Here’s how I knew I had found a profoundly effective mission statement when my colleagues and I from Overland Resource Group began consulting in the Federal Aviation Administration. Through dozens of interviews with employees ranging from C-suite executives to air traffic controllers; from supervisors to admin assistants; from inspectors to mechanics, every agency employee I talked with could articulate the mission: To provide the safest, most efficient aerospace system in the world. There it was in 11 words: short, to the point, memorable and inspiring. In fact, in many cases, employees talked about the mission before I could even ask the question. It is central to the reason they came to work for the agency, whether it was last week or three decades ago.
Engendering that level of commitment from employees, or building high levels of loyalty from customers, and affinity from the public at large requires re-thinking the approach used to establish or refine the organizational mission. It needn’t be a difficult, time-intensive or cumbersome process. Here are four steps:
Step 1: Start at the Top. Because the mission statement is the critical jumping off point for strategy, ultimate responsibility for its development should reside with senior-level organizational leaders.
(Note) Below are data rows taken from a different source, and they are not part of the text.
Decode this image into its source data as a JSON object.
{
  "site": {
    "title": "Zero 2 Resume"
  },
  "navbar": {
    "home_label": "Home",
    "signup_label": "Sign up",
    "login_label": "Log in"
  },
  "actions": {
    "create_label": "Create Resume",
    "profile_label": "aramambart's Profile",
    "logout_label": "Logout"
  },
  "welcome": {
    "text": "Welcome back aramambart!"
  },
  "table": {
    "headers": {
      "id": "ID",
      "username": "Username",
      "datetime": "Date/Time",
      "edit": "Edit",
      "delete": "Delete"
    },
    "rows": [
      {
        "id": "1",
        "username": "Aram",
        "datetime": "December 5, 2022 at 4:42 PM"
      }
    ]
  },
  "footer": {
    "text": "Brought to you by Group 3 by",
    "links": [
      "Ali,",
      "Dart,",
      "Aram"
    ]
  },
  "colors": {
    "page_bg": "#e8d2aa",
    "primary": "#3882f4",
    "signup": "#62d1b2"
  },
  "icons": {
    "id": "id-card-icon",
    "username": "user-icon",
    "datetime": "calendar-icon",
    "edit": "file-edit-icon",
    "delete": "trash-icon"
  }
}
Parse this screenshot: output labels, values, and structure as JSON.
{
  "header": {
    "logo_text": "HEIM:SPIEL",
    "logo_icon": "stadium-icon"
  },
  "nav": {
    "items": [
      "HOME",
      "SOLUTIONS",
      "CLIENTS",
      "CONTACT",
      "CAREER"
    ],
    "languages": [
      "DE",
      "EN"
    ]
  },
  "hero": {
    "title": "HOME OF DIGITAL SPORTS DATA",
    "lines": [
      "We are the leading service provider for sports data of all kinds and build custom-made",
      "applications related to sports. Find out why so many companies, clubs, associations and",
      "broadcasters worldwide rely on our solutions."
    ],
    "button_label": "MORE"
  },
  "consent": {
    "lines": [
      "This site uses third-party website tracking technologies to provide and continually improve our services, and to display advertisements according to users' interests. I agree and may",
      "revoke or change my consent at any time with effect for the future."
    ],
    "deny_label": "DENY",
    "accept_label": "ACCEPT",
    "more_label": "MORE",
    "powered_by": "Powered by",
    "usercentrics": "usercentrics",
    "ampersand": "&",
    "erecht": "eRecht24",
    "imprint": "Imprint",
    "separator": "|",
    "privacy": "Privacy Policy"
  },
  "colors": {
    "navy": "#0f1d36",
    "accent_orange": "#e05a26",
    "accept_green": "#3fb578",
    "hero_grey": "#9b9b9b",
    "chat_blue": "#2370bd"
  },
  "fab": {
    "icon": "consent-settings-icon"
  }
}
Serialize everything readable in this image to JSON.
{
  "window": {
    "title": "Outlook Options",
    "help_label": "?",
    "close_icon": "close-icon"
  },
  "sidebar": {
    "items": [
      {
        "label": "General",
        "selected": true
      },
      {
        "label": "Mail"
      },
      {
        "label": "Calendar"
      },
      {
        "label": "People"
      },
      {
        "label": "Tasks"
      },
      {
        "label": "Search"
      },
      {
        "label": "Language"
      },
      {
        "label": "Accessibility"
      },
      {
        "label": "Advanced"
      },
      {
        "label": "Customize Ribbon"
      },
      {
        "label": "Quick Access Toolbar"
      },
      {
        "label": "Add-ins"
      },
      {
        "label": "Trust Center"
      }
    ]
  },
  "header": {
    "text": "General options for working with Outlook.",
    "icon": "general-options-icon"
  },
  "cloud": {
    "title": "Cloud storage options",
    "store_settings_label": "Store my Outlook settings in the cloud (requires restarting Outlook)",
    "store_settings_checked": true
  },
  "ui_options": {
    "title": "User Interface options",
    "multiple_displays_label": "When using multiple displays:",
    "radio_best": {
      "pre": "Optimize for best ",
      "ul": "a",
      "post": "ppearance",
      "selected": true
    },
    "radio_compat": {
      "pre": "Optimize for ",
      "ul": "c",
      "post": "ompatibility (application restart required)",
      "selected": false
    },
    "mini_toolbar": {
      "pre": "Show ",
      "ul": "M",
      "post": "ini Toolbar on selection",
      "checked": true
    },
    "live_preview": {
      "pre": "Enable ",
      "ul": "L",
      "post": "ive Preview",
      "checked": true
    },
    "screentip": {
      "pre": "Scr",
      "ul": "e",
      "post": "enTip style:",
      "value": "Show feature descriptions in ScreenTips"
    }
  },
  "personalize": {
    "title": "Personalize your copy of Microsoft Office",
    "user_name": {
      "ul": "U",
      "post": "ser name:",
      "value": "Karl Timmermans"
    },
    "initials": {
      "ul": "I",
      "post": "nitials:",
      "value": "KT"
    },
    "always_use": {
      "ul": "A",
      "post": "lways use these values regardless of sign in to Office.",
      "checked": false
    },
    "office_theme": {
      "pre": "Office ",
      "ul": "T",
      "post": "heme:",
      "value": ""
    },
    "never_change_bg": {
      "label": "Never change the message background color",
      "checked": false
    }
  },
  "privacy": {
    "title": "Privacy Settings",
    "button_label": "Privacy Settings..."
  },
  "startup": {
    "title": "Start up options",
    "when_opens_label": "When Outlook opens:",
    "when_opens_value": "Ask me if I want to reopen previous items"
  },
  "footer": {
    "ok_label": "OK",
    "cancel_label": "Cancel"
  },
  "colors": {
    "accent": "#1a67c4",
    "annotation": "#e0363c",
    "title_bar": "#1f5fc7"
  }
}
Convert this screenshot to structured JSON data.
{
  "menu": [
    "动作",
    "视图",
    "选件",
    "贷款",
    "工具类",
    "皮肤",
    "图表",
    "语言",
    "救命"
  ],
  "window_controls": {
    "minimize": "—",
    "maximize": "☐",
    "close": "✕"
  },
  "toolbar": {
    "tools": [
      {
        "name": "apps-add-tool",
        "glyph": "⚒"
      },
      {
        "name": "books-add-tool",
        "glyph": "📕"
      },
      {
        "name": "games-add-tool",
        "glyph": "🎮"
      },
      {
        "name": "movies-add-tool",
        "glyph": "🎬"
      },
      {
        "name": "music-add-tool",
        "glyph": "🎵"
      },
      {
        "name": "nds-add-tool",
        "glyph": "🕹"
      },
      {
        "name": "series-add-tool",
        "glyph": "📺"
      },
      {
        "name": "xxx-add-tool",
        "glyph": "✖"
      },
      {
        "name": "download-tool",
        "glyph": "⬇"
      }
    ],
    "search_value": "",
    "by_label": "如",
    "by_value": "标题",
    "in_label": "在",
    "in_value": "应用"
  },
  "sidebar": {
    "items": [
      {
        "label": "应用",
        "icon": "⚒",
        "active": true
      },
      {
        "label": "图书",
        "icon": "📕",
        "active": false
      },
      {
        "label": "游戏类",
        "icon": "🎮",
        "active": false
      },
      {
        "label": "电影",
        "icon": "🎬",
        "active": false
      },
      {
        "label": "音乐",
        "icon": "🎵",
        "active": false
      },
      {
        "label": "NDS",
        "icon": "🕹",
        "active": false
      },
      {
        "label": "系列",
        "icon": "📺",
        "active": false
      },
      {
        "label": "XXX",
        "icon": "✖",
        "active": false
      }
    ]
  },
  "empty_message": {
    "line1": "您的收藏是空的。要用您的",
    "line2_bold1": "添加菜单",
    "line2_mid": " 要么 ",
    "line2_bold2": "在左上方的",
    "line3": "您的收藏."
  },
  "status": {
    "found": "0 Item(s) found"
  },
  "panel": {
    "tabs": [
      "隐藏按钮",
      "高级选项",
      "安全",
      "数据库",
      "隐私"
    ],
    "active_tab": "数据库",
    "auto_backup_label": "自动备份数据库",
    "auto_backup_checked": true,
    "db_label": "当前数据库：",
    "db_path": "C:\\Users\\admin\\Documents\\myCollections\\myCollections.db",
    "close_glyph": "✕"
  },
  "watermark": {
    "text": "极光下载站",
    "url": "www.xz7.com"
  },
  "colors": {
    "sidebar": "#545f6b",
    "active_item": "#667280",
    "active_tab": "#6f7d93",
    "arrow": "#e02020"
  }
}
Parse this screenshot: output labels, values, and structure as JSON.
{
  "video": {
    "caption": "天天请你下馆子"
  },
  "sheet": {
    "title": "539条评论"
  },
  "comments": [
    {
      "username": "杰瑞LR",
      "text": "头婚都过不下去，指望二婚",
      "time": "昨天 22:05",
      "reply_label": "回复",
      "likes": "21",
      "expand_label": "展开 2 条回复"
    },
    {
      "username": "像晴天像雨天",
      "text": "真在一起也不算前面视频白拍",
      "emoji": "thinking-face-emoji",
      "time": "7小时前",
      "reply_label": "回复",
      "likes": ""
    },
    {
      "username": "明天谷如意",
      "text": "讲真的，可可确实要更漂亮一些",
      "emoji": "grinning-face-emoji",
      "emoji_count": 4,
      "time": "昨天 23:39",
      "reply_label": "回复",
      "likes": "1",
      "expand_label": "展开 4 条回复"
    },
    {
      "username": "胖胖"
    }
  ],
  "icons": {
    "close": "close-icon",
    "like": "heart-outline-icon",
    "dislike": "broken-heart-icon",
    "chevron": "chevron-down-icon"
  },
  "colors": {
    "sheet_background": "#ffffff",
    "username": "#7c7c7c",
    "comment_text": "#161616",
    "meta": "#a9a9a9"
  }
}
Heading up the effort should be the CEO or president, who champions the creation or revision of the mission.
Step 2: Solicit Involvement from Key Stakeholders. He or she should invite people into the process who bring a unique perspective or vantage point, other than strictly operational. This could include a Chair of the Board; head of an employee association or if unionized, a labor leader; a key supplier or client; the director of a relevant advocacy or community group. The role of this team is to guide the mission development process. In small organizations, it may do the work; in larger organizations, it may delegate some of the “doing” work to designees from each stakeholder group.
Step 3: Ask the WHY Questions. The “doing” work begins with asking “Why” to representatives from the stakeholder groups. This requires active listening for WHAT answers, which are a cue to ask a follow-up WHY question. For example, if an employee responded by saying he came to the agency “to control air traffic,” the questioner would need to recognize that as a WHAT response. It is a task, not a reason. Therefore the follow-on question would be, “Why do you want to control traffic?” If the response is “To keep planes from colliding,” which is also a WHAT answer, it would be followed with another WHY question: “Why do you want to keep them from colliding?” And that line of questioning will ultimately lead to the essential reason that employee finds value in his or her work; it will get at the elegant core belief that inspires: “To protect human life.” It is that connection that leads employees in the FAA to speak about their work as if it were a calling.
Step 4. Tease Out Recurring Key Words and Themes. By utilizing a facilitated affinity process, members of the CEO-chartered team will begin to see key phrases repeatedly and consistently across all stakeholder groups. And that’s where the inner beauty of this simple process shows itself: through inclusion of diverse stakeholders, commonality emerges. Through directive questioning, answers surface that may not have been readily apparent or consciously considered. Effectively peeling back the layers brings light to the seed that has been there all along: the essence of why the enterprise got started in the beginning; its reasons for being.
Cathy Wright is a member of the Consulting Consortium at Overland Resource Group. She is president of New Ground Consulting Group, Inc., which focuses on cultivating the potential in leaders and organizations to achieve transformative results. Cathy can be reached at [email protected]. For more about Sinek’s “Start with Why” proposition, view an edited You Tube video of his TED Talk on the topic.